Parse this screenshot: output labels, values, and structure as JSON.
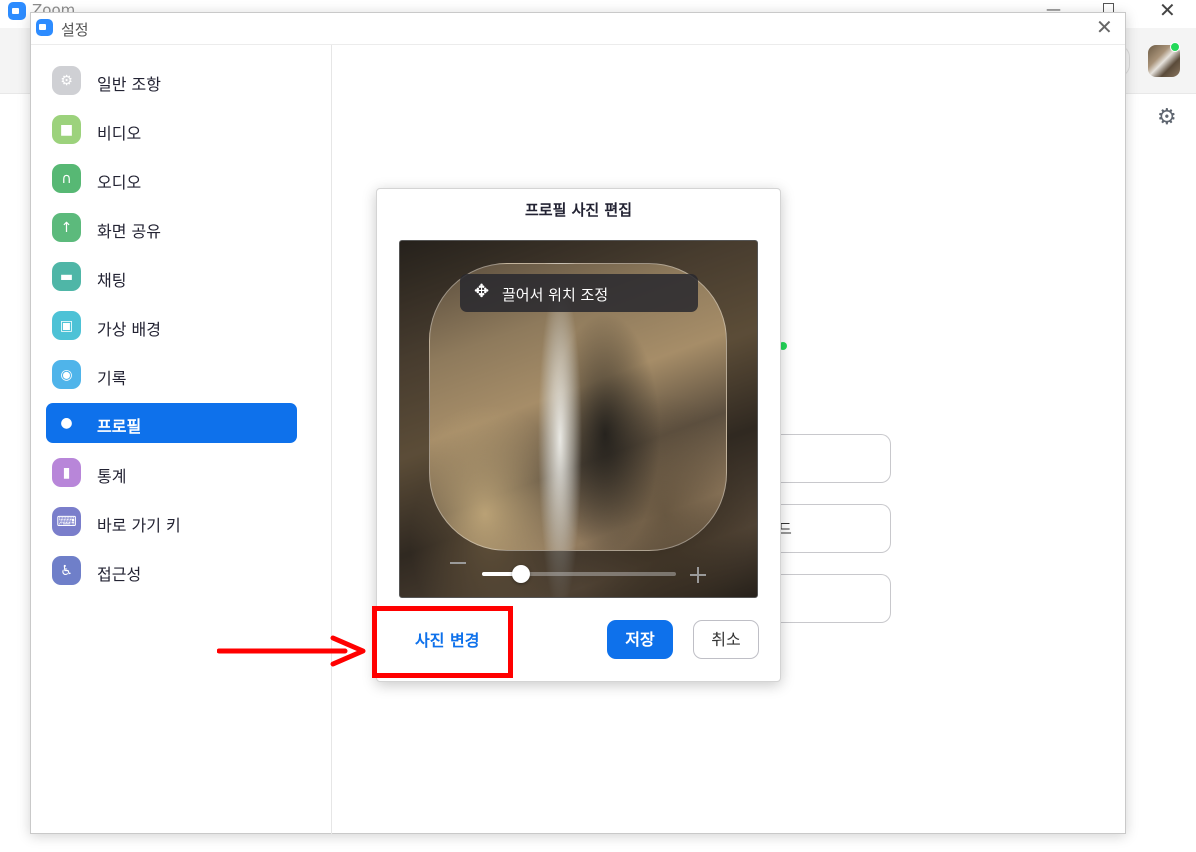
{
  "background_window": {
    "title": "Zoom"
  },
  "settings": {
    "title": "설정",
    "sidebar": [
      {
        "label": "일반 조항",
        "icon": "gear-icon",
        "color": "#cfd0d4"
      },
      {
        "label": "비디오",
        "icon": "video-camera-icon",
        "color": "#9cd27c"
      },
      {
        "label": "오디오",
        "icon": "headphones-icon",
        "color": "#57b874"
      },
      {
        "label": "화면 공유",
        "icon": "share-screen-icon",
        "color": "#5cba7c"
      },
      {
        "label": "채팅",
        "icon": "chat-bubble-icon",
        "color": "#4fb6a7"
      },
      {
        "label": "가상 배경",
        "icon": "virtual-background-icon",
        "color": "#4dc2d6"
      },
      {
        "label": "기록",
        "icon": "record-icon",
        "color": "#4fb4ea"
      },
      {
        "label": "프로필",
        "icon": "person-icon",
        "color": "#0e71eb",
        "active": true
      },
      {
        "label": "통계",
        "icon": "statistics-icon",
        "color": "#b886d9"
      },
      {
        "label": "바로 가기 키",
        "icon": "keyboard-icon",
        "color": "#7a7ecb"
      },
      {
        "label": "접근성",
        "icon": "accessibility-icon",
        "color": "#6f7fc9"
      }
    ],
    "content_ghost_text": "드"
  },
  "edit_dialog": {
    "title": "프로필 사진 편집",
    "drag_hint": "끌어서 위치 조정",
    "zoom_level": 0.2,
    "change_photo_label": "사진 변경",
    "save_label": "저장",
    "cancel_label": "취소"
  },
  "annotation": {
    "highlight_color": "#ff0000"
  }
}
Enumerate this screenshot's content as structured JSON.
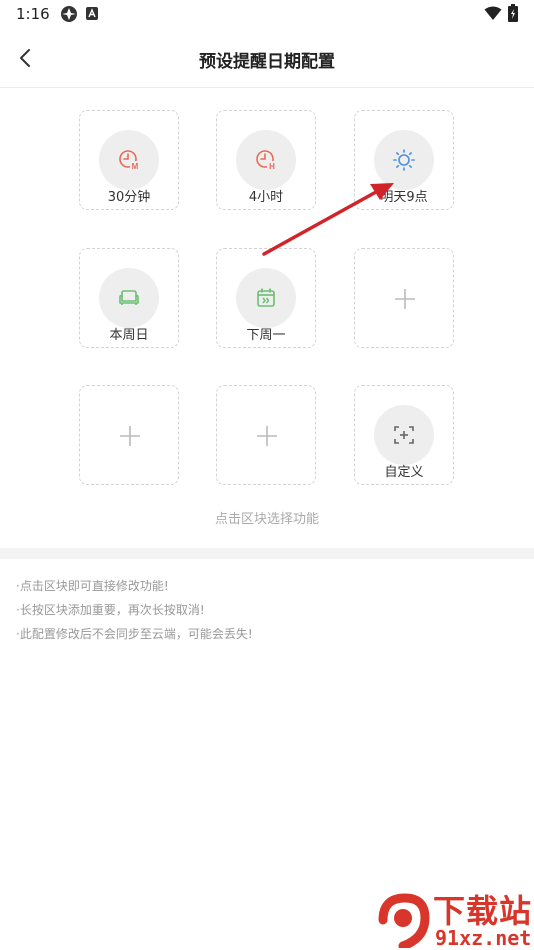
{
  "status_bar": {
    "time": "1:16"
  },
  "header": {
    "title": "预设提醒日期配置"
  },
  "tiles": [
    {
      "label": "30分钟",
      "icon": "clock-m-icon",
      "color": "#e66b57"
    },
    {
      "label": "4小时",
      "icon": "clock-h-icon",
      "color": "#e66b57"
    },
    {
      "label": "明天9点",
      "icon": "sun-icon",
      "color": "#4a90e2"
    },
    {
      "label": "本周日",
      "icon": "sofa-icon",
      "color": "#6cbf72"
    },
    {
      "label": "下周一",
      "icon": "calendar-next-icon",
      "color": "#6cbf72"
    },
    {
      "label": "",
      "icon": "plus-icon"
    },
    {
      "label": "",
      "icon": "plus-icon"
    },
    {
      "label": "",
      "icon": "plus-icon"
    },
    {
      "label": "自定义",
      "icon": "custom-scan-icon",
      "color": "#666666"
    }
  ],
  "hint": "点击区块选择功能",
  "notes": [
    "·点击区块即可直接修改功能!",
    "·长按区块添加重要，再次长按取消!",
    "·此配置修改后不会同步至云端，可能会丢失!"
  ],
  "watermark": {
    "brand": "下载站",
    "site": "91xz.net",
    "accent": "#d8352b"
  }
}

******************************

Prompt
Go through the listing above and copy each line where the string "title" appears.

Answer for the task
    "title": "Zoom"
    "title": "설정",
    "title": "프로필 사진 편집",
    "title": "预设提醒日期配置"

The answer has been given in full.